The vast majority of all traffic is organic, and that’s not likely to change anytime soon…
When it comes to referral traffic, however, that’s where you look for the patterns and trends that are changing the landscape. We’re seeing one right now — just look at the graphic below.
A few weeks ago, I wrote about the “device-content link,” now we’re getting confirmation that this “link” is really shaking things up… and not in a way that the “Big Boys” are going to like (they pretty much don’t like any change that doesn’t help them consolidate their hold on the marketplace).
Just when they’d all got used to the world of Twitter and Facebook, everything starts changing…

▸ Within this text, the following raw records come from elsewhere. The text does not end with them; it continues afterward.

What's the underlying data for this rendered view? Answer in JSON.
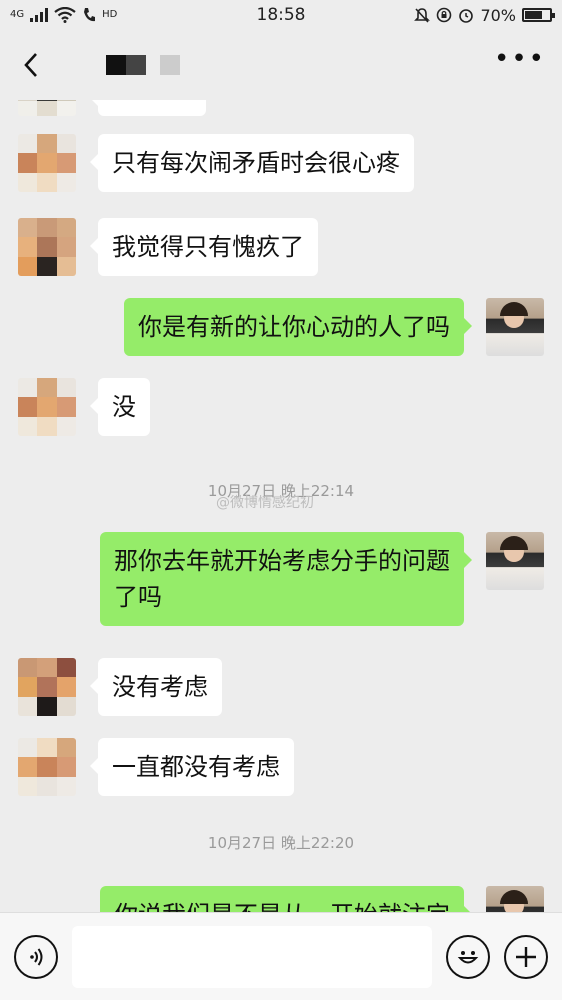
{
  "status_bar": {
    "signal": "4G",
    "hd": "HD",
    "time": "18:58",
    "battery": "70%",
    "battery_level": 0.7
  },
  "nav": {
    "title": ""
  },
  "messages": [
    {
      "side": "left",
      "text": "只有每次闹矛盾时会很心疼"
    },
    {
      "side": "left",
      "text": "我觉得只有愧疚了"
    },
    {
      "side": "right",
      "text": "你是有新的让你心动的人了吗"
    },
    {
      "side": "left",
      "text": "没"
    },
    {
      "type": "time",
      "text": "10月27日 晚上22:14"
    },
    {
      "side": "right",
      "text": "那你去年就开始考虑分手的问题\n了吗"
    },
    {
      "side": "left",
      "text": "没有考虑"
    },
    {
      "side": "left",
      "text": "一直都没有考虑"
    },
    {
      "type": "time",
      "text": "10月27日 晚上22:20"
    },
    {
      "side": "right",
      "text": "你说我们是不是从一开始就注定"
    }
  ],
  "watermark": "@微博情感纪初",
  "input": {
    "value": "",
    "placeholder": ""
  },
  "icons": [
    "back-icon",
    "more-icon",
    "voice-icon",
    "emoji-icon",
    "add-icon"
  ],
  "colors": {
    "background": "#ededed",
    "bubble_self": "#95ec69",
    "bubble_other": "#ffffff"
  }
}
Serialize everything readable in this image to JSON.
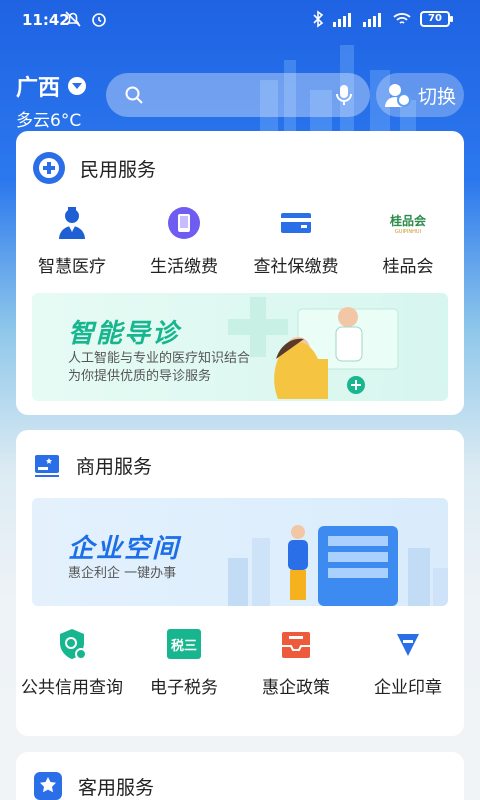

Visual platforms are driving a bigger and BIGGER share of referral traffic. In February, Pinterest drove more referral traffic than Twitter for the first time. Not only that, but Facebook lost .54% of its share of referral traffic. WHY?
Part of it is the “device-content link.” Part of it is the shift to a more design-forward, visual web. Yet another part is the natural ebb and flow of business cycles (e.g. Facebook’s IPO) and human behavior.
When it comes to marketing, cheap and easy referral traffic is GOLDEN.
The problem is that explode or disappear overnight. It’s almost like the harder you try to drive traffic, the less ROI.
That’s why I always tell my team to OPTIMIZE EVERYTHING, before driving in more paid traffic…
The other BIG concept I recommend is exploiting all existing channels. Clearly, that now includes Pinterest.
According to this chart, Pinterest is driving more traffic than Google’s entire referral network (which includes AdWords and Google+). Pretty impressive, especially when you consider that Pinterest is still invite only.
Perhaps even more surprising is who’s beating Pinterest…
Although “StumbleUpon for Marketers” isn’t a very sexy headline — but it ought to be for anyone who’s following the numbers. StumbleUpon is second only to Facebook when it comes to driving referral traffic. In other words, it’s probably worth reading StumbleUpon’s 5 Keys to Brand Discovery.
The main thing is that visual platforms like Pinterest and StumbleUpon are growing, while text-based platforms like Twitter (it doesn’t get much more text-based than Twitter, does it?) are losing eyes.
Don’t get me wrong, Twitter still has tons of active users and it’s important to marketing strategy… but driving traffic just isn’t what Twitter or Facebook are all about.